by Gelongma Karma Migme Chödrön | 2001 | 940,961 words
This page describes “story of the suicide of the candala” as written by Nagarjuna in his Maha-prajnaparamita-sastra (lit. “the treatise on the great virtue of wisdom”) in the 2nd century. This book, written in five volumes, represents an encyclopedia on Buddhism as well as a commentary on the Pancavimsatisahasrika Prajnaparamita.
A certain srotāpanna had taken rebirth in an outcaste (caṇḍala) family. Time passed and he attained a man’s years. When he had to practice his family’s craft, he refused to kill living (prāṇa) beings.

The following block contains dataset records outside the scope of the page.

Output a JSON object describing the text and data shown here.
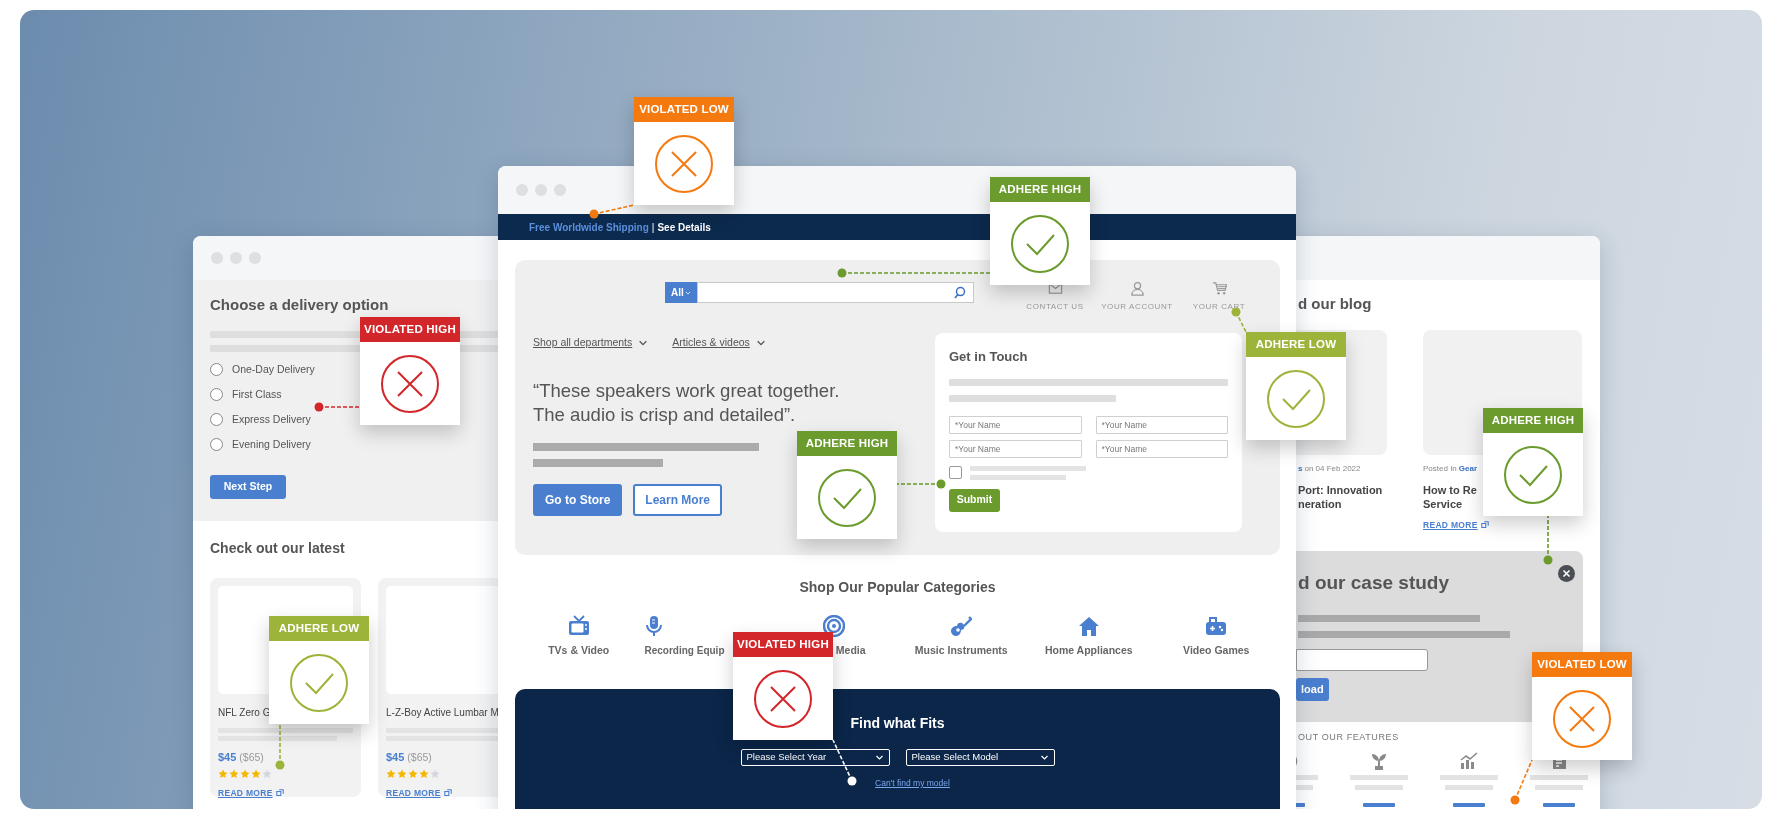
{
  "left_window": {
    "delivery": {
      "title": "Choose a delivery option",
      "options": [
        {
          "label": "One-Day Delivery",
          "selected": false
        },
        {
          "label": "First Class",
          "selected": false
        },
        {
          "label": "Express Delivery",
          "selected": false
        },
        {
          "label": "Evening Delivery",
          "selected": false
        }
      ],
      "button": "Next Step"
    },
    "latest": {
      "title": "Check out our latest",
      "products": [
        {
          "name": "NFL Zero G",
          "price": "$45",
          "old_price": "($65)",
          "stars": 4,
          "link": "READ MORE"
        },
        {
          "name": "L-Z-Boy Active Lumbar M",
          "price": "$45",
          "old_price": "($65)",
          "stars": 4,
          "link": "READ MORE"
        }
      ]
    }
  },
  "main_window": {
    "promo": {
      "offer": "Free Worldwide Shipping",
      "separator": "|",
      "details": "See Details"
    },
    "search": {
      "scope": "All"
    },
    "header_links": [
      "CONTACT US",
      "YOUR ACCOUNT",
      "YOUR CART"
    ],
    "menus": [
      "Shop all departments",
      "Articles & videos"
    ],
    "quote": "“These speakers work great together.\nThe audio is crisp and detailed”.",
    "buttons": [
      {
        "label": "Go to Store",
        "kind": "primary"
      },
      {
        "label": "Learn More",
        "kind": "outline"
      }
    ],
    "contact": {
      "title": "Get in Touch",
      "fields": [
        {
          "placeholder": "*Your Name"
        },
        {
          "placeholder": "*Your Name"
        },
        {
          "placeholder": "*Your Name"
        },
        {
          "placeholder": "*Your Name"
        }
      ],
      "checked": false,
      "submit": "Submit"
    },
    "categories": {
      "title": "Shop Our Popular Categories",
      "items": [
        "TVs & Video",
        "Recording Equip",
        "Media",
        "Music Instruments",
        "Home Appliances",
        "Video Games"
      ]
    },
    "finder": {
      "title": "Find what Fits",
      "selects": [
        "Please Select Year",
        "Please Select Model"
      ],
      "link": "Can't find my model"
    }
  },
  "right_window": {
    "blog": {
      "title": "d our blog",
      "posts": [
        {
          "category": "s",
          "meta_after": "on 04 Feb 2022",
          "title": "Port: Innovation\nneration"
        },
        {
          "meta_before": "Posted In",
          "category": "Gear",
          "title": "How to Re\nService",
          "link": "READ MORE"
        }
      ]
    },
    "case_study": {
      "title": "d our case study",
      "button": "load"
    },
    "features": {
      "title": "OUT OUR FEATURES"
    }
  },
  "badges": [
    {
      "label": "VIOLATED LOW",
      "kind": "cross",
      "color": "#f47a10",
      "on_dark": false
    },
    {
      "label": "ADHERE HIGH",
      "kind": "check",
      "color": "#6a9b2c",
      "on_dark": false
    },
    {
      "label": "VIOLATED HIGH",
      "kind": "cross",
      "color": "#d3262b",
      "on_dark": false
    },
    {
      "label": "ADHERE LOW",
      "kind": "check",
      "color": "#9cb43a",
      "on_dark": false
    },
    {
      "label": "ADHERE HIGH",
      "kind": "check",
      "color": "#6a9b2c",
      "on_dark": false
    },
    {
      "label": "ADHERE HIGH",
      "kind": "check",
      "color": "#6a9b2c",
      "on_dark": false
    },
    {
      "label": "ADHERE LOW",
      "kind": "check",
      "color": "#9cb43a",
      "on_dark": false
    },
    {
      "label": "VIOLATED HIGH",
      "kind": "cross",
      "color": "#d3262b",
      "on_dark": true
    },
    {
      "label": "VIOLATED LOW",
      "kind": "cross",
      "color": "#f47a10",
      "on_dark": false
    }
  ]
}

His parents gave him a knife (śāstra) and closed him up in a room with a sheep (eḍaka), saying:
“If you do not kill this sheep, you will not be allowed to go out to see the light of day (read: je ming) and get food.”
The son thought and said to himself:
“If I kill this sheep, I would end up by practicing their trade. Even for my life, how could I commit such great crimes?”
Then he killed himself with the knife. When his parents opened the door to look in, the sheep was standing up in a corner of the room (ekāntena) and their son was dead. At the moment he died, he took rebirth among the gods. A person like that sacrifices his own life to safeguard pure morality, and this is the sense in which we speak of the morality of abstaining from murder.